▸ **AIM OF THE TASK**
Retype the full listing without altering anything.

▸ **RECORDS**
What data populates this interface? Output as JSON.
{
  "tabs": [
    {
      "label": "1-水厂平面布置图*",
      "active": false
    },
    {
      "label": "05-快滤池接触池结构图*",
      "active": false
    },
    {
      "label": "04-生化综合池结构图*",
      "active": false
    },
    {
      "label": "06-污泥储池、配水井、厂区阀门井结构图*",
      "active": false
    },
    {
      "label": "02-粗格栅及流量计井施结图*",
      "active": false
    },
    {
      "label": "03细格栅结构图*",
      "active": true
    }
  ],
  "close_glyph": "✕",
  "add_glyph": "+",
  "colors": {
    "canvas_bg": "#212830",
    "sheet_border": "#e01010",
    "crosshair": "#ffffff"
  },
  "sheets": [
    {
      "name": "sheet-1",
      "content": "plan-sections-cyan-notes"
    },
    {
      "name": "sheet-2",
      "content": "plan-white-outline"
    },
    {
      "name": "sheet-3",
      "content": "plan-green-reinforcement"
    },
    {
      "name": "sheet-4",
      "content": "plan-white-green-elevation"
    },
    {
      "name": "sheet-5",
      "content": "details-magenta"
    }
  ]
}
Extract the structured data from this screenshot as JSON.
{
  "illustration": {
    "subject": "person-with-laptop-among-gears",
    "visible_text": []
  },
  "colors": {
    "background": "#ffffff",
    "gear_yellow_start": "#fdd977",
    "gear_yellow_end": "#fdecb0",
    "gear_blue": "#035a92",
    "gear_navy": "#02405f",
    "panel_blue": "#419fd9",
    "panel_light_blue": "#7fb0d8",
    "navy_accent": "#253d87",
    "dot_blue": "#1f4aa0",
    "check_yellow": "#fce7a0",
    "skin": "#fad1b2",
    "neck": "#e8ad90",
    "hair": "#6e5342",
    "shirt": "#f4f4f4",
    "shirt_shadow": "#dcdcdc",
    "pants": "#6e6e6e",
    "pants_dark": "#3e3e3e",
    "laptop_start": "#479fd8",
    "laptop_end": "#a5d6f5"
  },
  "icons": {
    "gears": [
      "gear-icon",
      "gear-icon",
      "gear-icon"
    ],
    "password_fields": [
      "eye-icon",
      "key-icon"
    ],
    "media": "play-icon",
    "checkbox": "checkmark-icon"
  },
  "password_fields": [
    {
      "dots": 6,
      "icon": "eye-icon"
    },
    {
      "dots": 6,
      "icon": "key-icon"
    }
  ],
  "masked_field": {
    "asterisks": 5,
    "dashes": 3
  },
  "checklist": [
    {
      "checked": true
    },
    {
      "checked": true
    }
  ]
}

▸ **TASK OUTPUT**
What data populates this interface? Output as JSON.
{
  "tabs": [
    {
      "label": "1-水厂平面布置图*",
      "active": false
    },
    {
      "label": "05-快滤池接触池结构图*",
      "active": false
    },
    {
      "label": "04-生化综合池结构图*",
      "active": false
    },
    {
      "label": "06-污泥储池、配水井、厂区阀门井结构图*",
      "active": false
    },
    {
      "label": "02-粗格栅及流量计井施结图*",
      "active": false
    },
    {
      "label": "03细格栅结构图*",
      "active": true
    }
  ],
  "close_glyph": "✕",
  "add_glyph": "+",
  "colors": {
    "canvas_bg": "#212830",
    "sheet_border": "#e01010",
    "crosshair": "#ffffff"
  },
  "sheets": [
    {
      "name": "sheet-1",
      "content": "plan-sections-cyan-notes"
    },
    {
      "name": "sheet-2",
      "content": "plan-white-outline"
    },
    {
      "name": "sheet-3",
      "content": "plan-green-reinforcement"
    },
    {
      "name": "sheet-4",
      "content": "plan-white-green-elevation"
    },
    {
      "name": "sheet-5",
      "content": "details-magenta"
    }
  ]
}
Extract the structured data from this screenshot as JSON.
{
  "illustration": {
    "subject": "person-with-laptop-among-gears",
    "visible_text": []
  },
  "colors": {
    "background": "#ffffff",
    "gear_yellow_start": "#fdd977",
    "gear_yellow_end": "#fdecb0",
    "gear_blue": "#035a92",
    "gear_navy": "#02405f",
    "panel_blue": "#419fd9",
    "panel_light_blue": "#7fb0d8",
    "navy_accent": "#253d87",
    "dot_blue": "#1f4aa0",
    "check_yellow": "#fce7a0",
    "skin": "#fad1b2",
    "neck": "#e8ad90",
    "hair": "#6e5342",
    "shirt": "#f4f4f4",
    "shirt_shadow": "#dcdcdc",
    "pants": "#6e6e6e",
    "pants_dark": "#3e3e3e",
    "laptop_start": "#479fd8",
    "laptop_end": "#a5d6f5"
  },
  "icons": {
    "gears": [
      "gear-icon",
      "gear-icon",
      "gear-icon"
    ],
    "password_fields": [
      "eye-icon",
      "key-icon"
    ],
    "media": "play-icon",
    "checkbox": "checkmark-icon"
  },
  "password_fields": [
    {
      "dots": 6,
      "icon": "eye-icon"
    },
    {
      "dots": 6,
      "icon": "key-icon"
    }
  ],
  "masked_field": {
    "asterisks": 5,
    "dashes": 3
  },
  "checklist": [
    {
      "checked": true
    },
    {
      "checked": true
    }
  ]
}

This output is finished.